Nick says of Mr. Deacon: “Puvis de Chavannes and Simeon Solomon, the last of whom I think he regarded as his master, were the only painters I ever heard him speak of with unqualified approval.” [BM 9/5]
Pierre Puvis de Chavannes (1824-1898) was a prominent French painter of the mid nineteenth century, known as a Symbolist and as co-founder of the Societe Nationale des Beaux-Artes. As a painter, he rejected realism in favor of a synthetic idealism, and he transformed traditional linear perspective into an expressive tool by routinely collapsing or compressing space in his images. He was radical for his time and influenced many strands of the development of Modernism (see Musee d’Orsay on his work The Poor Fisherman). We have chosen to show Le Travail, because it almost satisfies Mr. Deacon’s preference for “exclusively male figure compostions.” Like Alma Tadema and other British nineteenth century painters whom Deacon did not despise, Puvis de Chavannes fell from fashion early in the twentieth century.

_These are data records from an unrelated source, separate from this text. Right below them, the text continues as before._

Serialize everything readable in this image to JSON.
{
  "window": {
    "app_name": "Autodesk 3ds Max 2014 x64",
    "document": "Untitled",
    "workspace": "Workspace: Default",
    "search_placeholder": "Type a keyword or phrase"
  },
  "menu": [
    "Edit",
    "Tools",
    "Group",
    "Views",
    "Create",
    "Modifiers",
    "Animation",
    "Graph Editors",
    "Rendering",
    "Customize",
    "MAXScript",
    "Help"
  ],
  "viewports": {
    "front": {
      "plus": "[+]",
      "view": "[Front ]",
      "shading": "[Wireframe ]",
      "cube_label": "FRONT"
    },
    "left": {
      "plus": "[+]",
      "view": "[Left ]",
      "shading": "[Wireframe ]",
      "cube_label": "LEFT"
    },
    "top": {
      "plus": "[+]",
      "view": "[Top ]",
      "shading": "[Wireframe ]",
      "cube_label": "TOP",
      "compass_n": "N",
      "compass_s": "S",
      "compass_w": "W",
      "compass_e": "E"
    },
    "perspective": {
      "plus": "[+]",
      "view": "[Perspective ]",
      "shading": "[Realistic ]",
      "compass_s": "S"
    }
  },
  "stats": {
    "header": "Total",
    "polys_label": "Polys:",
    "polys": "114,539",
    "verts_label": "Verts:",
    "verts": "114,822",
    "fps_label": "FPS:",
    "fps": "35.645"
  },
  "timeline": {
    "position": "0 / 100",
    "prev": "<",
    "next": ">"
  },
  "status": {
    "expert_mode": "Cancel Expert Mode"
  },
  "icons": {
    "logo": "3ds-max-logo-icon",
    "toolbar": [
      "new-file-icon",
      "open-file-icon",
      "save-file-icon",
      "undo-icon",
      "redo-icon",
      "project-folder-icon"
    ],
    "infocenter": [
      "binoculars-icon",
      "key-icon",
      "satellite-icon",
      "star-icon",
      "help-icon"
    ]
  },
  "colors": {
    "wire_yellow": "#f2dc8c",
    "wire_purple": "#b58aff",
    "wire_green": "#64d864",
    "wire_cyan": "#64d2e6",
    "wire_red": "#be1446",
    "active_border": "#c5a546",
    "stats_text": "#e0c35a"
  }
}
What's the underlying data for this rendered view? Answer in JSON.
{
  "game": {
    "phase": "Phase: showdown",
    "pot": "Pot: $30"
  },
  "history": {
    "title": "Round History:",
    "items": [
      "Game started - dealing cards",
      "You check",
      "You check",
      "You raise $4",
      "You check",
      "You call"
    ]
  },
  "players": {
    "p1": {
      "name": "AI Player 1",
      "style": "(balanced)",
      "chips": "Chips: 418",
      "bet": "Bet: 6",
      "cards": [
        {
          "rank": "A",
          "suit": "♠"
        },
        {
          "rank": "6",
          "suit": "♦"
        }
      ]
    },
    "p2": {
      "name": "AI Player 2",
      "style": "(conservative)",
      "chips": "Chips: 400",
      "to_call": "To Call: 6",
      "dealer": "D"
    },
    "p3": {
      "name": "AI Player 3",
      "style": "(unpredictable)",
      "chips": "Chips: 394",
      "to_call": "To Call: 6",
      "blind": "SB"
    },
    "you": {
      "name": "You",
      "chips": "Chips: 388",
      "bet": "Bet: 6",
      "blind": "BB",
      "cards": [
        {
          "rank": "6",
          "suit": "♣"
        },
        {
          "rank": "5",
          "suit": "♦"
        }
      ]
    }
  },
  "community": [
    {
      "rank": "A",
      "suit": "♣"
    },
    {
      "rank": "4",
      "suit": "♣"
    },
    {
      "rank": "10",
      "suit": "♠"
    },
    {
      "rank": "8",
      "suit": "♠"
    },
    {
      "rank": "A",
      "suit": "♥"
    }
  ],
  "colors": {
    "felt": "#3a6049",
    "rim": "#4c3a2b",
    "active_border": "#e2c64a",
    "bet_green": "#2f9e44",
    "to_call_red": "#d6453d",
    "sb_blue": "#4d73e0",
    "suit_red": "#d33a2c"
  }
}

Simeon Solomon (1840-1905) first exhibited at the Royal Academy at age 18. His early paintings share the flamboyance and mastery of his Pre-Raphaelite mentors Rossetti, Burne-Jones, and Millais; his later work is more intimate and favors feeling over bravura draftsmanship and paint handling. Solomon’s themes drew heavily on his Jewish heritage and the Old Testament. He became friendly with Swinburne, whose interests in classicism and erotica, helped move Solomon toward Aestheticism, “art for art’s sake.” His celebrity grew until 1873, when he was arrested for attempted sodomy at a public urinal in London. Later, he was arrested again for sodomy in Paris. Although he continued to paint, he fell from public attention and lived a life of alcohol abuse and poverty, until he died at St. Giles’s Workhouse in Bloomsbury. Presumably, his lack of official approval and bohemian life style enhanced Mr. Deacon’s attraction to him.